### Directions
Please retype the data in full, exactly as given.

Dataset rows describing interfaces
══════════════════════════════

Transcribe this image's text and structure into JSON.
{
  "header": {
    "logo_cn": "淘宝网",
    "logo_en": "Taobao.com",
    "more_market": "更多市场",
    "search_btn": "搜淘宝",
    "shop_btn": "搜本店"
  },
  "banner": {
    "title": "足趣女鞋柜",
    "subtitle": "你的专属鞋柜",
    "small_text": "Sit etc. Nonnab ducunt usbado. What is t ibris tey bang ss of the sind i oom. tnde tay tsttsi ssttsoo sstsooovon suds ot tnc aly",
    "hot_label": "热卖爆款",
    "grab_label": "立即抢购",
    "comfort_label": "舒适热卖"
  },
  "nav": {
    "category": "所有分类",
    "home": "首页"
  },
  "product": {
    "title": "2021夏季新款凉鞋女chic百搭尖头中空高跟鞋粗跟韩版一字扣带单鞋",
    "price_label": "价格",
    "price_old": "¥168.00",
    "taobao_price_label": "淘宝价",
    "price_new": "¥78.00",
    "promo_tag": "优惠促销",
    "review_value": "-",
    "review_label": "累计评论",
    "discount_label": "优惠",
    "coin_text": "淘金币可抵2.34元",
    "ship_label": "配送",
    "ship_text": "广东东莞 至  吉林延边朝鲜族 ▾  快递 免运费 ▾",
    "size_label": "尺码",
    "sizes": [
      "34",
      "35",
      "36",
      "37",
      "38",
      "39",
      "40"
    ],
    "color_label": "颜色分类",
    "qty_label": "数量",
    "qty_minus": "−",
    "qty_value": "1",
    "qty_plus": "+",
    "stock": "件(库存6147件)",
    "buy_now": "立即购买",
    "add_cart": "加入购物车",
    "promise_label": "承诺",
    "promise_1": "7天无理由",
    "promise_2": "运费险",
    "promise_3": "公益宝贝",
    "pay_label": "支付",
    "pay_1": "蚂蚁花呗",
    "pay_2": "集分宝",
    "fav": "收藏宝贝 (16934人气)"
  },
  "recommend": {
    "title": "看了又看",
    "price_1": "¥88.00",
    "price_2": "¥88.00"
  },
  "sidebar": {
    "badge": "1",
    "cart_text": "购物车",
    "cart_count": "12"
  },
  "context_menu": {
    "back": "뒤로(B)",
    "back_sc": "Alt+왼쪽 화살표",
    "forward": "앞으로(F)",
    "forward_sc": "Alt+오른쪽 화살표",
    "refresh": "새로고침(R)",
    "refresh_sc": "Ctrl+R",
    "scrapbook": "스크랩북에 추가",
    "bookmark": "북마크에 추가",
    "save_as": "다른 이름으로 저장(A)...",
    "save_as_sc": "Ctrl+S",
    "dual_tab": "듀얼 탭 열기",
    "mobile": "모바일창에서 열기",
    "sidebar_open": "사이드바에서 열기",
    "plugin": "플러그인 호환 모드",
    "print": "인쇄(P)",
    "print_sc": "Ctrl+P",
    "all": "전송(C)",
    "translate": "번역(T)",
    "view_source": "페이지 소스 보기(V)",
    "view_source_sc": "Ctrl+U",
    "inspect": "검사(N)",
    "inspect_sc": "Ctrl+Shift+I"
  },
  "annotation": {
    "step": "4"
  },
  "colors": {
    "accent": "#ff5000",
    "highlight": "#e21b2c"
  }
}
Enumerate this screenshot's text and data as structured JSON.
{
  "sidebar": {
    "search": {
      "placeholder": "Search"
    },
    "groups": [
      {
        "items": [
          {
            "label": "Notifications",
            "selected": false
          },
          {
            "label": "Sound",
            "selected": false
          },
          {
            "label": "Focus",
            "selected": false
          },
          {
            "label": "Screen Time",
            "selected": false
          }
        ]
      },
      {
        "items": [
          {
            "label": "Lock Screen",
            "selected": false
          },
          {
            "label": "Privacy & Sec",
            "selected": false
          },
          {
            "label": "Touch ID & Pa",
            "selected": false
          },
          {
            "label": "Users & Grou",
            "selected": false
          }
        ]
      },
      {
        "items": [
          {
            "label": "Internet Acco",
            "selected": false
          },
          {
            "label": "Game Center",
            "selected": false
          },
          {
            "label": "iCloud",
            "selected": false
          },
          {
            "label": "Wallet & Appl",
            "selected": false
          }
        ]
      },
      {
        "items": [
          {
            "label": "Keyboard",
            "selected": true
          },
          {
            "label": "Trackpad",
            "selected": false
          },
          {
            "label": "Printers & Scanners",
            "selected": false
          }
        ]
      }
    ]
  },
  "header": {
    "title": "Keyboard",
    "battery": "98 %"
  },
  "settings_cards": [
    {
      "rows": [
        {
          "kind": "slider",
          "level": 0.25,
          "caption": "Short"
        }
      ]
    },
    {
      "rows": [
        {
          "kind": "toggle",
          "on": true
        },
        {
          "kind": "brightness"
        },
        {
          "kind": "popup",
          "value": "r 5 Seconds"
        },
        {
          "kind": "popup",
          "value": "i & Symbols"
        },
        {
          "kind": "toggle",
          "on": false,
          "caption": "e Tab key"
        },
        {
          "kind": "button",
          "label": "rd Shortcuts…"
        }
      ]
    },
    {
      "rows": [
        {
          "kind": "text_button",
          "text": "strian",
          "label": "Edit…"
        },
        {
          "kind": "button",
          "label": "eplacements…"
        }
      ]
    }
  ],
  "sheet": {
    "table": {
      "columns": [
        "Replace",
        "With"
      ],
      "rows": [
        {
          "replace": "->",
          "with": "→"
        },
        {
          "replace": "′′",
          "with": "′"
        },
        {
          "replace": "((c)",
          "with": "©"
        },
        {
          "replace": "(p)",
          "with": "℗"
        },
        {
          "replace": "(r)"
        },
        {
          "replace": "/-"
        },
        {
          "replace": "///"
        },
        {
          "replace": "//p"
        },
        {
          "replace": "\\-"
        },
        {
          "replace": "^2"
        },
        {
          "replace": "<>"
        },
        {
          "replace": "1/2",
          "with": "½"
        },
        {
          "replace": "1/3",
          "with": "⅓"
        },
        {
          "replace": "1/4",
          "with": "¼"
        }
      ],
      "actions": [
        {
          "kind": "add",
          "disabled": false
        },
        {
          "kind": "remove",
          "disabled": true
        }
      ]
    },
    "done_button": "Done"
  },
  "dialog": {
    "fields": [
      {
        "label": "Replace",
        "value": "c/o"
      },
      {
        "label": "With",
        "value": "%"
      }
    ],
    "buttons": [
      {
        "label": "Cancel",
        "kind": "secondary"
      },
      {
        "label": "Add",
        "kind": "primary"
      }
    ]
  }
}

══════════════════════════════

### Written response
Transcribe this image's text and structure into JSON.
{
  "header": {
    "logo_cn": "淘宝网",
    "logo_en": "Taobao.com",
    "more_market": "更多市场",
    "search_btn": "搜淘宝",
    "shop_btn": "搜本店"
  },
  "banner": {
    "title": "足趣女鞋柜",
    "subtitle": "你的专属鞋柜",
    "small_text": "Sit etc. Nonnab ducunt usbado. What is t ibris tey bang ss of the sind i oom. tnde tay tsttsi ssttsoo sstsooovon suds ot tnc aly",
    "hot_label": "热卖爆款",
    "grab_label": "立即抢购",
    "comfort_label": "舒适热卖"
  },
  "nav": {
    "category": "所有分类",
    "home": "首页"
  },
  "product": {
    "title": "2021夏季新款凉鞋女chic百搭尖头中空高跟鞋粗跟韩版一字扣带单鞋",
    "price_label": "价格",
    "price_old": "¥168.00",
    "taobao_price_label": "淘宝价",
    "price_new": "¥78.00",
    "promo_tag": "优惠促销",
    "review_value": "-",
    "review_label": "累计评论",
    "discount_label": "优惠",
    "coin_text": "淘金币可抵2.34元",
    "ship_label": "配送",
    "ship_text": "广东东莞 至  吉林延边朝鲜族 ▾  快递 免运费 ▾",
    "size_label": "尺码",
    "sizes": [
      "34",
      "35",
      "36",
      "37",
      "38",
      "39",
      "40"
    ],
    "color_label": "颜色分类",
    "qty_label": "数量",
    "qty_minus": "−",
    "qty_value": "1",
    "qty_plus": "+",
    "stock": "件(库存6147件)",
    "buy_now": "立即购买",
    "add_cart": "加入购物车",
    "promise_label": "承诺",
    "promise_1": "7天无理由",
    "promise_2": "运费险",
    "promise_3": "公益宝贝",
    "pay_label": "支付",
    "pay_1": "蚂蚁花呗",
    "pay_2": "集分宝",
    "fav": "收藏宝贝 (16934人气)"
  },
  "recommend": {
    "title": "看了又看",
    "price_1": "¥88.00",
    "price_2": "¥88.00"
  },
  "sidebar": {
    "badge": "1",
    "cart_text": "购物车",
    "cart_count": "12"
  },
  "context_menu": {
    "back": "뒤로(B)",
    "back_sc": "Alt+왼쪽 화살표",
    "forward": "앞으로(F)",
    "forward_sc": "Alt+오른쪽 화살표",
    "refresh": "새로고침(R)",
    "refresh_sc": "Ctrl+R",
    "scrapbook": "스크랩북에 추가",
    "bookmark": "북마크에 추가",
    "save_as": "다른 이름으로 저장(A)...",
    "save_as_sc": "Ctrl+S",
    "dual_tab": "듀얼 탭 열기",
    "mobile": "모바일창에서 열기",
    "sidebar_open": "사이드바에서 열기",
    "plugin": "플러그인 호환 모드",
    "print": "인쇄(P)",
    "print_sc": "Ctrl+P",
    "all": "전송(C)",
    "translate": "번역(T)",
    "view_source": "페이지 소스 보기(V)",
    "view_source_sc": "Ctrl+U",
    "inspect": "검사(N)",
    "inspect_sc": "Ctrl+Shift+I"
  },
  "annotation": {
    "step": "4"
  },
  "colors": {
    "accent": "#ff5000",
    "highlight": "#e21b2c"
  }
}
Enumerate this screenshot's text and data as structured JSON.
{
  "sidebar": {
    "search": {
      "placeholder": "Search"
    },
    "groups": [
      {
        "items": [
          {
            "label": "Notifications",
            "selected": false
          },
          {
            "label": "Sound",
            "selected": false
          },
          {
            "label": "Focus",
            "selected": false
          },
          {
            "label": "Screen Time",
            "selected": false
          }
        ]
      },
      {
        "items": [
          {
            "label": "Lock Screen",
            "selected": false
          },
          {
            "label": "Privacy & Sec",
            "selected": false
          },
          {
            "label": "Touch ID & Pa",
            "selected": false
          },
          {
            "label": "Users & Grou",
            "selected": false
          }
        ]
      },
      {
        "items": [
          {
            "label": "Internet Acco",
            "selected": false
          },
          {
            "label": "Game Center",
            "selected": false
          },
          {
            "label": "iCloud",
            "selected": false
          },
          {
            "label": "Wallet & Appl",
            "selected": false
          }
        ]
      },
      {
        "items": [
          {
            "label": "Keyboard",
            "selected": true
          },
          {
            "label": "Trackpad",
            "selected": false
          },
          {
            "label": "Printers & Scanners",
            "selected": false
          }
        ]
      }
    ]
  },
  "header": {
    "title": "Keyboard",
    "battery": "98 %"
  },
  "settings_cards": [
    {
      "rows": [
        {
          "kind": "slider",
          "level": 0.25,
          "caption": "Short"
        }
      ]
    },
    {
      "rows": [
        {
          "kind": "toggle",
          "on": true
        },
        {
          "kind": "brightness"
        },
        {
          "kind": "popup",
          "value": "r 5 Seconds"
        },
        {
          "kind": "popup",
          "value": "i & Symbols"
        },
        {
          "kind": "toggle",
          "on": false,
          "caption": "e Tab key"
        },
        {
          "kind": "button",
          "label": "rd Shortcuts…"
        }
      ]
    },
    {
      "rows": [
        {
          "kind": "text_button",
          "text": "strian",
          "label": "Edit…"
        },
        {
          "kind": "button",
          "label": "eplacements…"
        }
      ]
    }
  ],
  "sheet": {
    "table": {
      "columns": [
        "Replace",
        "With"
      ],
      "rows": [
        {
          "replace": "->",
          "with": "→"
        },
        {
          "replace": "′′",
          "with": "′"
        },
        {
          "replace": "((c)",
          "with": "©"
        },
        {
          "replace": "(p)",
          "with": "℗"
        },
        {
          "replace": "(r)"
        },
        {
          "replace": "/-"
        },
        {
          "replace": "///"
        },
        {
          "replace": "//p"
        },
        {
          "replace": "\\-"
        },
        {
          "replace": "^2"
        },
        {
          "replace": "<>"
        },
        {
          "replace": "1/2",
          "with": "½"
        },
        {
          "replace": "1/3",
          "with": "⅓"
        },
        {
          "replace": "1/4",
          "with": "¼"
        }
      ],
      "actions": [
        {
          "kind": "add",
          "disabled": false
        },
        {
          "kind": "remove",
          "disabled": true
        }
      ]
    },
    "done_button": "Done"
  },
  "dialog": {
    "fields": [
      {
        "label": "Replace",
        "value": "c/o"
      },
      {
        "label": "With",
        "value": "%"
      }
    ],
    "buttons": [
      {
        "label": "Cancel",
        "kind": "secondary"
      },
      {
        "label": "Add",
        "kind": "primary"
      }
    ]
  }
}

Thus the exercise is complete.